I'd worry about using a laser. What if someone looked in the hole the laser came out of?

A 38K modulated IR should work at 80". My TV remote does.

Duane

erco
09-13-2011, 11:42 PM
38 kHz will easily work for 20+ feet. Depends on your IR signal intensity. Per Duane, millions of IR remotes in use can't be wrong. Note that there are umpteen types of 38 kHz receiver modules, most will NOT accept a continuous (unmodulated) signal for more than a second. If yours won't, try my beacon schematic at http://www.botmag.com/articles/scribbler.shtml which will let you count pulses with a Stamp or Prop.

PJ Allen
09-14-2011, 12:48 AM
It's break-a-beam (http://hackaday.com/2011/09/11/laser-trip-wire-in-an-easy-to-use-form-factor/) time.

wjsteele
09-14-2011, 01:21 AM
I'd worry about using a laser. What if someone looked in the hole the laser came out of?

Well... they'll learn, won't they? :-) No actually, laser pointers in the US are less than .5mw in strength for a reason... it's actually safe! No permant damage will occur if someone happens to look directly into the beam of a typical Class I laser pointer.

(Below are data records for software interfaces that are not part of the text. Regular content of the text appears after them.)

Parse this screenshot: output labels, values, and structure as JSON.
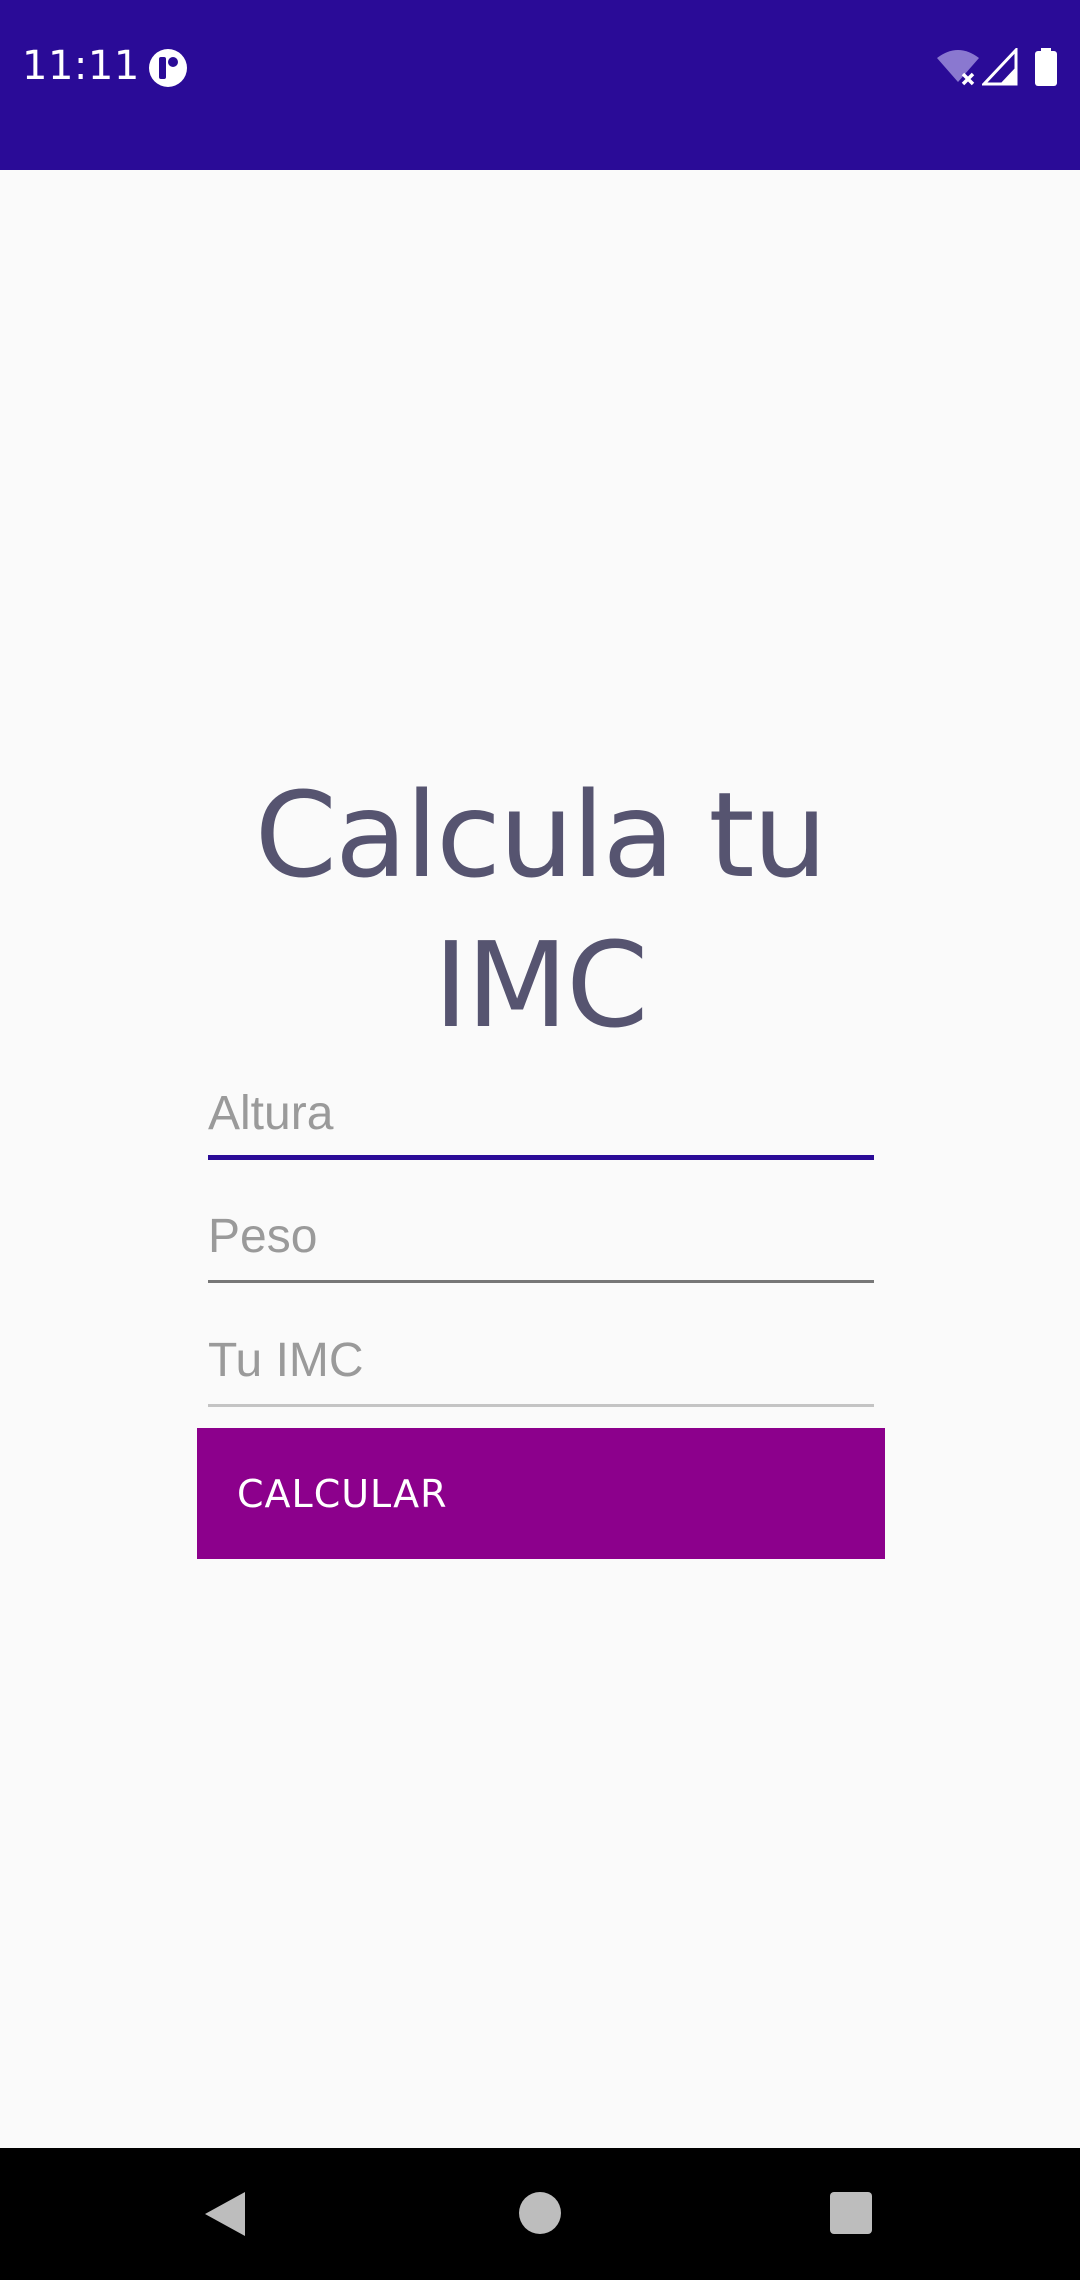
{
  "status_bar": {
    "time": "11:11",
    "icons": [
      "app-notification-icon",
      "wifi-off-icon",
      "cell-signal-icon",
      "battery-icon"
    ]
  },
  "title": {
    "line1": "Calcula tu",
    "line2": "IMC"
  },
  "form": {
    "altura_placeholder": "Altura",
    "peso_placeholder": "Peso",
    "imc_placeholder": "Tu IMC",
    "altura_value": "",
    "peso_value": "",
    "imc_value": ""
  },
  "button": {
    "label": "CALCULAR"
  },
  "nav": {
    "icons": [
      "back-icon",
      "home-icon",
      "recents-icon"
    ]
  },
  "colors": {
    "status_bar": "#2a0b97",
    "title": "#565470",
    "button": "#8c008c",
    "focus_underline": "#2a0b97",
    "background": "#fafafa"
  }
}
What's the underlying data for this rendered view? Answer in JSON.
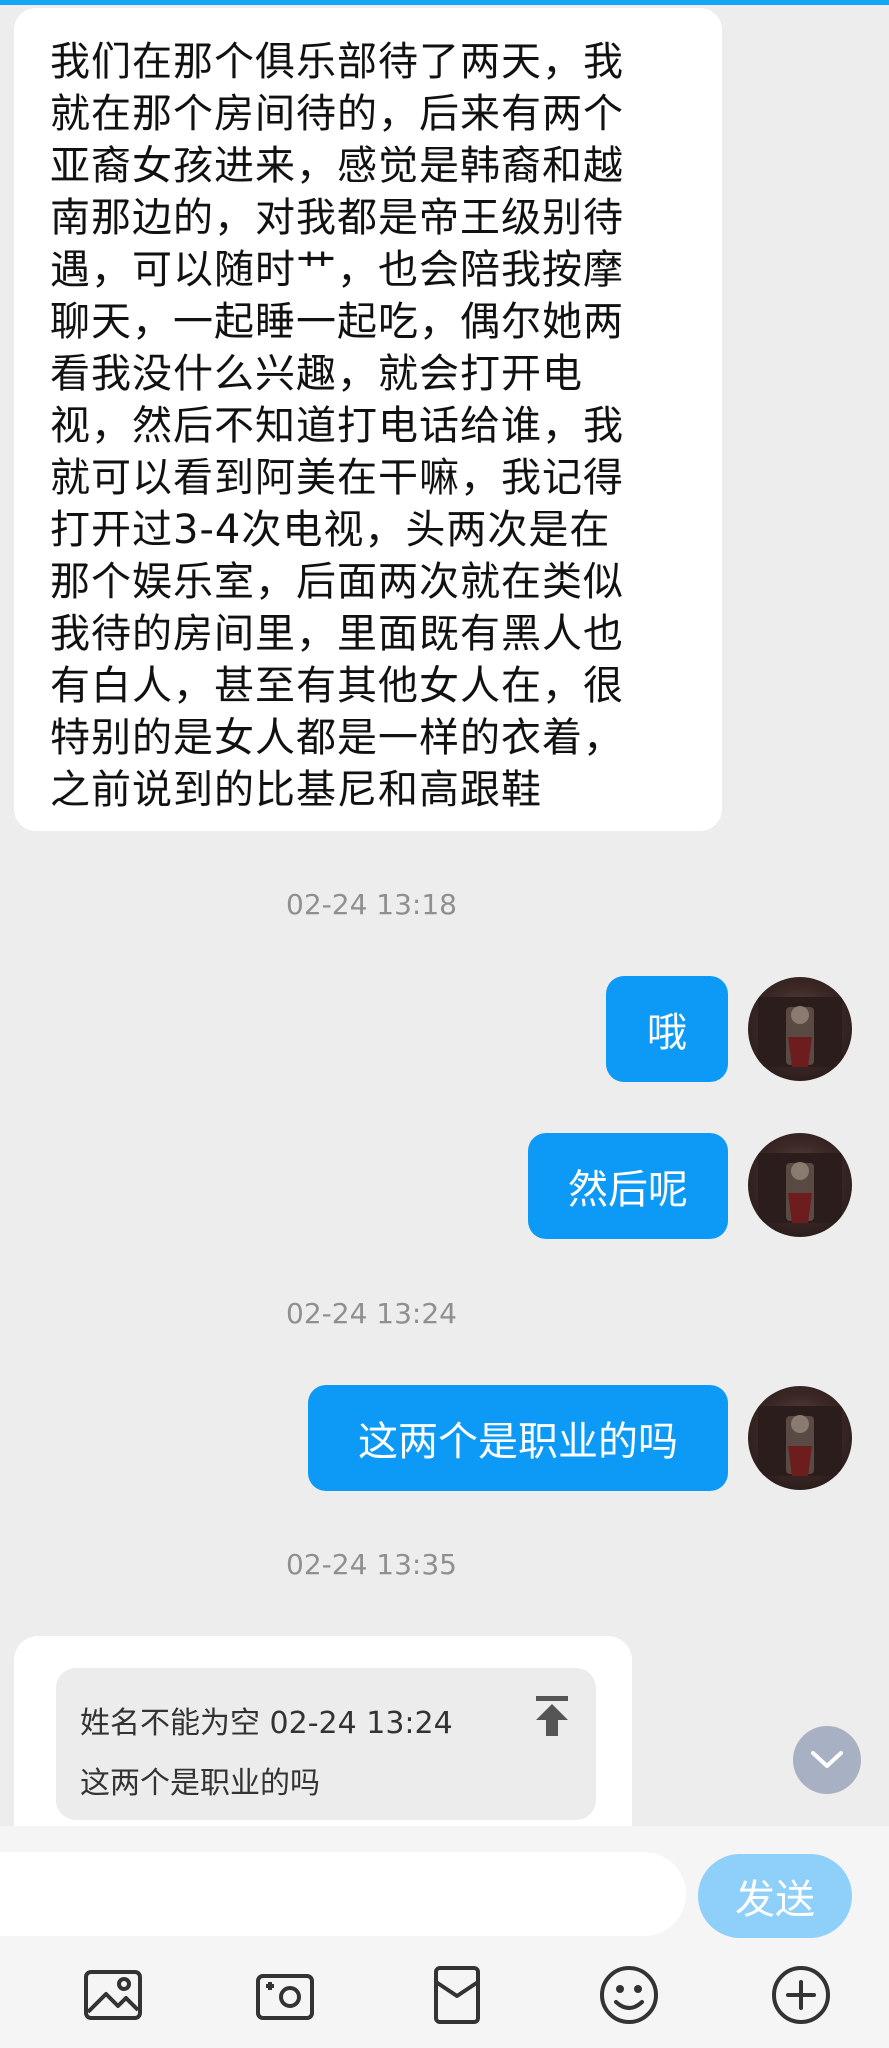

They might be temporarily blinded while their retina readjusts to the normal light levels, but no tissue damage will result.

Class II and greater lasers require FDA approval for use, so you won't generally find them available and they would certainly be way over powered for this type of application. (In fact, a Class II laser could be used for over 1/2" mile detection, if needed. A Class I laser will work for 50 feet in the daylight.)

Bill

Duane Degn
09-14-2011, 04:33 AM
... it's actually safe! No permant damage will occur if someone happens to look directly into the beam of a typical Class I laser pointer.

Bill,

I take your word for it. So how long can I stare directly into the beam?

I think I've heard that Class I pointer are supposed to be "eye safe". They just seem so darn bright.

I've watched kids who get a new flashlight as a present. One of the first things they do is hold up the light directly in front of an eye (pointing into their eye). (I've seen this happen many times.)

I just worry about kids doing dumb things with a laser (I think it's a good thing I didn't have one as a kid).

Duane

T Chap
09-16-2011, 08:58 PM
So I had some laser pointer modules laying around and also this device TIL99, the laser needed a method to precisely adjust it to hit the sensor, so I machined some delrin parts to make an adjustable plate. The oak base will sit inside of some other hardwood in a molding on the floor below some cabinets. I mentioned the circuit already, very simple case of the TIL99 acting like a variable resistor, in conjunction with a 10k the output is 5v or .2v. I thought I'd post the final result of the gadget.

Duane Degn
09-16-2011, 09:35 PM
Wow. That really looks nice.

I like the adjustable laser. Thanks for taking time to post pictures.

Duane

T Chap
09-17-2011, 04:21 PM
Question for you all. What would be the best chance of extending the life of the pointer? Pulsing it on and off a few times a second, so it is off 50% of the time. Or leaving it on?